"Thank you."

The man just smiled, turned and walked away, whistling an overly-cheerful tune as he disappeared around the corner.

Leaving Kisuke standing alone on the run-down porch of the dreary shanty, staring into the empty courtyard as the human world slowly came to life around him. When the sun finally broke over the tops of the buildings around him, he moved back inside, away from the encroaching heat of the day. Padding into the middle of the largest room, he paused, considering the floor thoughtfully. The shoddy planking came up easily enough, and underneath was nothing more than cool, hard-packed dirt, untouched for however long the building had stood over it. He picked at the clay, prying up a few small clumps and crumbling them between his fingers.

Lots of possibilities...

Maybe Isshin was right, maybe this would get better with time. Or Yoruichi; it was possible, albeit infinitely unlikely, that this would pass. Either way, he was here now, and what must be must be dealt with. Standing around and doing nothing was pointless, and if there was one thing Urahara Kisuke had ever failed at completely it was self-pity.

And so he stood, wondering where he could find tools and noting absently that if this new world was going to be so hot he would need to get himself a hat, and began working out contingency plans for his new life.

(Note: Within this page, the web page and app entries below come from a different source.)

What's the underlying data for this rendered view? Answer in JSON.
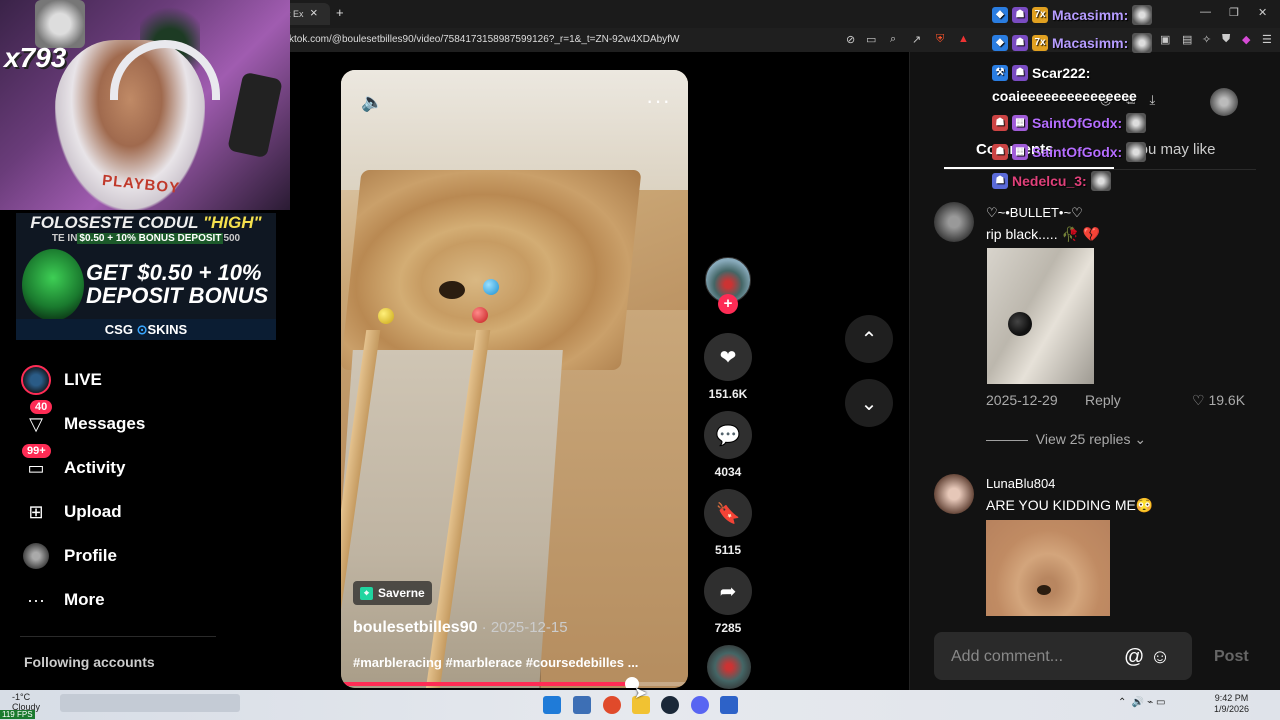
{
  "browser": {
    "tab_title": "t Ex",
    "tab_close": "×",
    "new_tab": "+",
    "url": "ktok.com/@boulesetbilles90/video/7584173158987599126?_r=1&_t=ZN-92w4XDAbyfW"
  },
  "stream": {
    "counter": "x793",
    "shirt_text": "PLAYBOY"
  },
  "ad": {
    "line1_prefix": "FOLOSESTE CODUL ",
    "line1_code": "\"HIGH\"",
    "line2_prefix": "TE IN",
    "line2_highlight": "$0.50 + 10% BONUS DEPOSIT",
    "line2_suffix": "500",
    "headline1": "GET $0.50 + 10%",
    "headline2": "DEPOSIT BONUS",
    "brand_left": "CSG",
    "brand_right": "SKINS"
  },
  "sidebar": {
    "items": [
      {
        "label": "LIVE"
      },
      {
        "label": "Messages",
        "badge": "40"
      },
      {
        "label": "Activity",
        "badge": "99+"
      },
      {
        "label": "Upload"
      },
      {
        "label": "Profile"
      },
      {
        "label": "More"
      }
    ],
    "following_title": "Following accounts"
  },
  "video": {
    "location": "Saverne",
    "author": "boulesetbilles90",
    "date": "2025-12-15",
    "separator": " · ",
    "hashtags": "#marbleracing #marblerace #coursedebilles ...",
    "progress": 0.84
  },
  "actions": {
    "likes": "151.6K",
    "comments": "4034",
    "saves": "5115",
    "shares": "7285"
  },
  "panel": {
    "tab_comments": "Comments",
    "tab_you_may_like": "You may like",
    "comments": [
      {
        "name": "♡~•BULLET•~♡",
        "text": "rip black..... 🥀 💔",
        "date": "2025-12-29",
        "reply": "Reply",
        "likes": "19.6K",
        "view_replies": "View 25 replies"
      },
      {
        "name": "LunaBlu804",
        "text": "ARE YOU KIDDING ME😳"
      }
    ],
    "add_comment_placeholder": "Add comment...",
    "post_label": "Post"
  },
  "chat": [
    {
      "user": "Macasimm:",
      "color": "#b69cff",
      "badge": "7x"
    },
    {
      "user": "Macasimm:",
      "color": "#b69cff",
      "badge": "7x"
    },
    {
      "user": "Scar222:",
      "color": "#ffffff"
    },
    {
      "message": "coaieeeeeeeeeeeeeee",
      "color": "#ffffff"
    },
    {
      "user": "SaintOfGodx:",
      "color": "#b56dff"
    },
    {
      "user": "SaintOfGodx:",
      "color": "#b56dff"
    },
    {
      "user": "Nedelcu_3:",
      "color": "#e0407a"
    }
  ],
  "taskbar": {
    "temp": "-1°C",
    "weather": "Cloudy",
    "time": "9:42 PM",
    "date": "1/9/2026",
    "fps": "119 FPS"
  },
  "colors": {
    "accent": "#fe2c55",
    "location_icon": "#20d5a0",
    "chat_purple": "#b69cff",
    "chat_pink": "#e0407a"
  }
}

Geniuses make mistakes...he thought ruefully, but at least they are not above redemption...